© 1999 Robert A. Freitas Jr. All Rights Reserved.
Robert A. Freitas Jr., Nanomedicine, Volume I: Basic Capabilities, Landes Bioscience, Georgetown, TX, 1999
4.6.3 Thermal-Expansion Temperature Sensors
Consider a thin rod of length x and width w, constructed as a sandwich of two dissimilar materials each of thickness h, having coefficients of linear expansion a1 and a2, respectively (Fig. 4.8). When heated, the two materials expand differentially to lengths of x (1 + ai DT) (neglecting the quadratic and higher-order terms in ai), producing a cantilever deflection of qt = (x/h) (a1 - a2) (radians) from simple geometry. The minimum detectable temperature change DTmin = 2 p Dxmin / x qt or

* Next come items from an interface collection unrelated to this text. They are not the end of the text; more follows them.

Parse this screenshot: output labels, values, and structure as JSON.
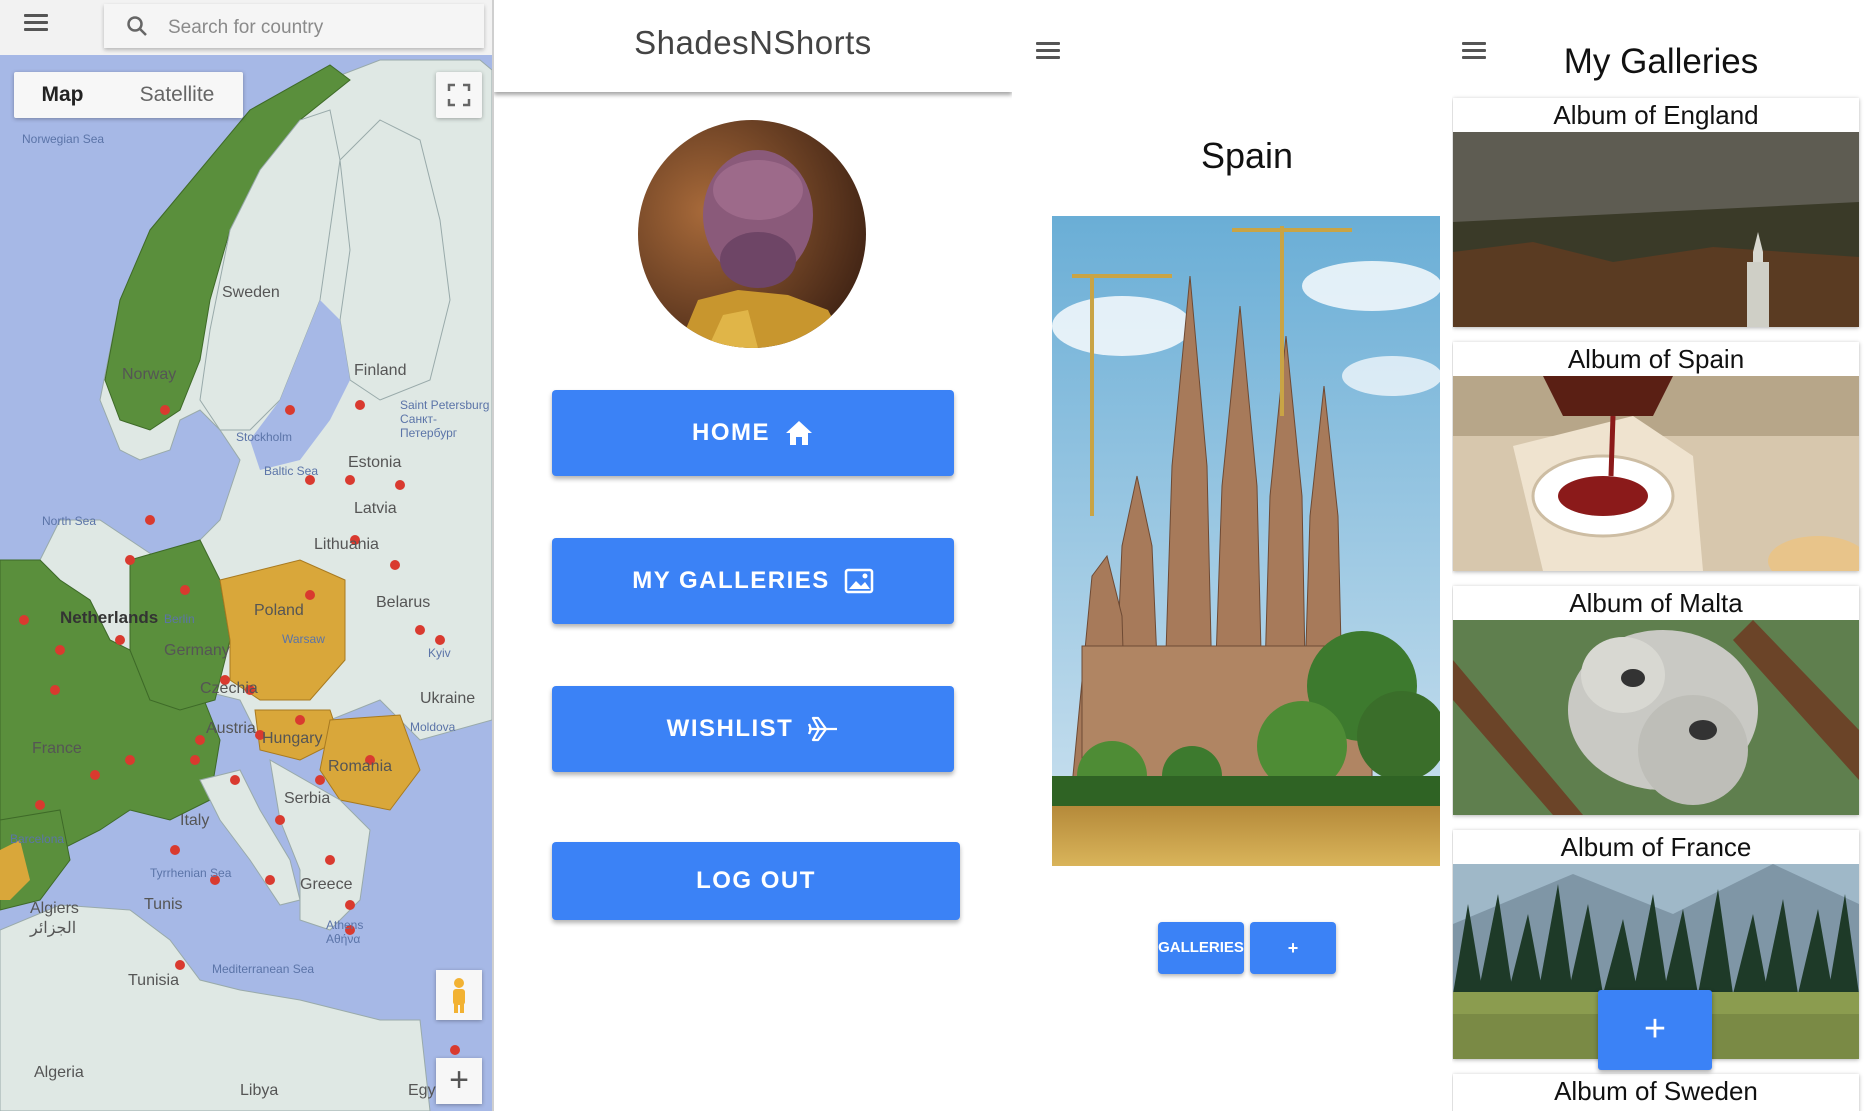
{
  "map_panel": {
    "search_placeholder": "Search for country",
    "map_type": {
      "map_label": "Map",
      "satellite_label": "Satellite"
    },
    "zoom_in_label": "+",
    "labels": {
      "norwegian_sea": "Norwegian Sea",
      "sweden": "Sweden",
      "finland": "Finland",
      "norway": "Norway",
      "st_petersburg": "Saint Petersburg Санкт-Петербург",
      "stockholm": "Stockholm",
      "estonia": "Estonia",
      "baltic_sea": "Baltic Sea",
      "latvia": "Latvia",
      "north_sea": "North Sea",
      "lithuania": "Lithuania",
      "belarus": "Belarus",
      "netherlands": "Netherlands",
      "berlin": "Berlin",
      "poland": "Poland",
      "warsaw": "Warsaw",
      "germany": "Germany",
      "kyiv": "Kyiv",
      "czechia": "Czechia",
      "ukraine": "Ukraine",
      "france": "France",
      "austria": "Austria",
      "hungary": "Hungary",
      "moldova": "Moldova",
      "romania": "Romania",
      "serbia": "Serbia",
      "italy": "Italy",
      "barcelona": "Barcelona",
      "tyrrhenian_sea": "Tyrrhenian Sea",
      "greece": "Greece",
      "algiers": "Algiers الجزائر",
      "tunis": "Tunis",
      "athens": "Athens Αθήνα",
      "tunisia": "Tunisia",
      "mediterranean_sea": "Mediterranean Sea",
      "algeria": "Algeria",
      "libya": "Libya",
      "egypt": "Egy"
    },
    "colors": {
      "water": "#a6b8e6",
      "land": "#dfe8e4",
      "visited": "#5a8f3c",
      "wishlist": "#d9a73a",
      "pin": "#d93a2f"
    }
  },
  "menu_panel": {
    "app_title": "ShadesNShorts",
    "buttons": [
      {
        "label": "HOME",
        "icon": "home-icon"
      },
      {
        "label": "MY GALLERIES",
        "icon": "image-icon"
      },
      {
        "label": "WISHLIST",
        "icon": "airplane-icon"
      },
      {
        "label": "LOG OUT",
        "icon": ""
      }
    ],
    "accent": "#3b82f6"
  },
  "country_panel": {
    "country": "Spain",
    "galleries_button": "GALLERIES",
    "add_button": "+"
  },
  "galleries_panel": {
    "title": "My Galleries",
    "albums": [
      {
        "label": "Album of England"
      },
      {
        "label": "Album of Spain"
      },
      {
        "label": "Album of Malta"
      },
      {
        "label": "Album of France"
      },
      {
        "label": "Album of Sweden"
      }
    ],
    "fab_label": "+"
  }
}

where volume of the sandwich rod Vrod = 2 h w x. Taking Dxmin = 10 pm, a1 = 2.38 x 10-5 /K for aluminum,460 a2 = 8 x 10-7 /K for diamond at 310 K,460 h = w = 5 nm, and assuming sensor volume Vsensor ~ 2 Vrod in a tightly packed three-dimensional coil configuration, DTmin = 1 microkelvin for an L3 ~ (227 nm)3 sensor ~ 1% of the volume of a 1-micron nanorobot. Use of a suitable negative-coefficient material for a2, such as the ceramics zirconium tungstate1025 and cordierite, can further reduce L by 5%-10%.
Measuring the volume of the sensor is essentially like taking an inventory of total stored thermal energy, which has a kT N1/2 fluctuation term from adding the N uncorrelated kT fluctuations; hence
Hence, to achieve DT ~ 1 microkelvin at T0 = 310 K with this sensor may require Nmeas ~ 47 million independent measurements of Dtmin = 1 nanosec each, or tmeas ~ 47 millisec.
Micromechanical silicon cantilever heat sensors (microcalorimeters) of ~20,000 micron3 volume have already achieved DTmin = 10 microkelvins at room temperature (DTmin / T ~ 3 x 10-8), responding to ~1 pJ of heat in a measurement time tmeas ~ 1 millisec.461 Thermal-expansion nanosensors might also exploit the temperature sensitivity of viscoelastic materials (e.g., modulus of relaxation).
Last updated on 17 February 2003